Camera enforcement at London Fields low traffic neighbourhood to begin

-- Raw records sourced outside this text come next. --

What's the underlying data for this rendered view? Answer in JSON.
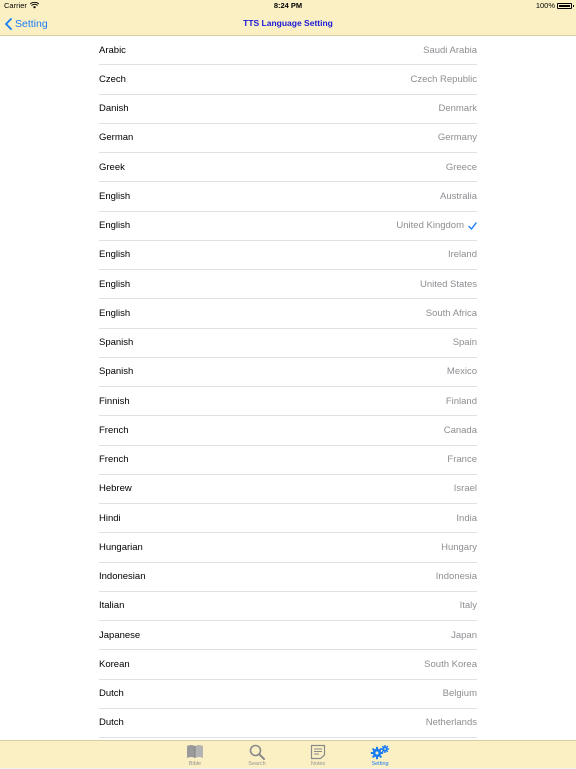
{
  "status_bar": {
    "carrier": "Carrier",
    "time": "8:24 PM",
    "battery": "100%"
  },
  "nav": {
    "back_label": "Setting",
    "title": "TTS Language Setting"
  },
  "languages": [
    {
      "language": "Arabic",
      "country": "Saudi Arabia",
      "selected": false
    },
    {
      "language": "Czech",
      "country": "Czech Republic",
      "selected": false
    },
    {
      "language": "Danish",
      "country": "Denmark",
      "selected": false
    },
    {
      "language": "German",
      "country": "Germany",
      "selected": false
    },
    {
      "language": "Greek",
      "country": "Greece",
      "selected": false
    },
    {
      "language": "English",
      "country": "Australia",
      "selected": false
    },
    {
      "language": "English",
      "country": "United Kingdom",
      "selected": true
    },
    {
      "language": "English",
      "country": "Ireland",
      "selected": false
    },
    {
      "language": "English",
      "country": "United States",
      "selected": false
    },
    {
      "language": "English",
      "country": "South Africa",
      "selected": false
    },
    {
      "language": "Spanish",
      "country": "Spain",
      "selected": false
    },
    {
      "language": "Spanish",
      "country": "Mexico",
      "selected": false
    },
    {
      "language": "Finnish",
      "country": "Finland",
      "selected": false
    },
    {
      "language": "French",
      "country": "Canada",
      "selected": false
    },
    {
      "language": "French",
      "country": "France",
      "selected": false
    },
    {
      "language": "Hebrew",
      "country": "Israel",
      "selected": false
    },
    {
      "language": "Hindi",
      "country": "India",
      "selected": false
    },
    {
      "language": "Hungarian",
      "country": "Hungary",
      "selected": false
    },
    {
      "language": "Indonesian",
      "country": "Indonesia",
      "selected": false
    },
    {
      "language": "Italian",
      "country": "Italy",
      "selected": false
    },
    {
      "language": "Japanese",
      "country": "Japan",
      "selected": false
    },
    {
      "language": "Korean",
      "country": "South Korea",
      "selected": false
    },
    {
      "language": "Dutch",
      "country": "Belgium",
      "selected": false
    },
    {
      "language": "Dutch",
      "country": "Netherlands",
      "selected": false
    }
  ],
  "tabs": [
    {
      "label": "Bible",
      "icon": "bible-book-icon",
      "active": false
    },
    {
      "label": "Search",
      "icon": "magnifier-icon",
      "active": false
    },
    {
      "label": "Notes",
      "icon": "notes-icon",
      "active": false
    },
    {
      "label": "Setting",
      "icon": "gears-icon",
      "active": true
    }
  ],
  "colors": {
    "accent": "#1a7cf5",
    "bar_background": "#fbf0c4",
    "title": "#1a1ad6",
    "secondary_text": "#8e8e93"
  }
}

Camera enforcement is set to begin on the Cat and Mutton bridge traffic filter next month as part of the Council’s radical plan to rebuild a greener Hackney in the wake of the pandemic.  The new filter - a type of road closure where planters or bollards on the road prevent motor vehicles from passing through - was introduced last week to help support a new low traffic neighbourhood in London Fields, creating quieter, cleaner streets, making it easier and safer for local residents to walk and cycle as public transport capacity remains low.  Camera enforcement will begin on 12 October following a one-month period to allow drivers to get used to the changes, joining temporary and permanent cameras already in place at traffic filters across the borough.  The mix of cameras and bollards at the filters is designed to maintain access for waste vehicles and the emergency services.  Across the borough, the Council has introduced three new low traffic neighbourhoods - in Hackney Downs, London Fields and Hoxton - and the first of 40 new School Streets, with additional traffic filters at a number of locations throughout Hackney.  All residents and businesses in each area can continue to access their properties by car which may be via different routes.  Update on Hoxton West low traffic neighbourhoodFollowing feedback from local residents and as a result of traffic monitoring in the area, the Council is making a minor change to the Hoxton West low traffic neighbourhood. This will move the traffic filter on Nile Street, close to the junction with Vestry Street, further westwards along Nile Street past the junction with Provost Street. This will help prevent non-local traffic from using Nile Street and Provost Street as a rat run. All residents and businesses will continue to be able to access their properties by car. Have your sayTo find out more about our measures to rebuild a greener Hackney, visit:
16th September 2020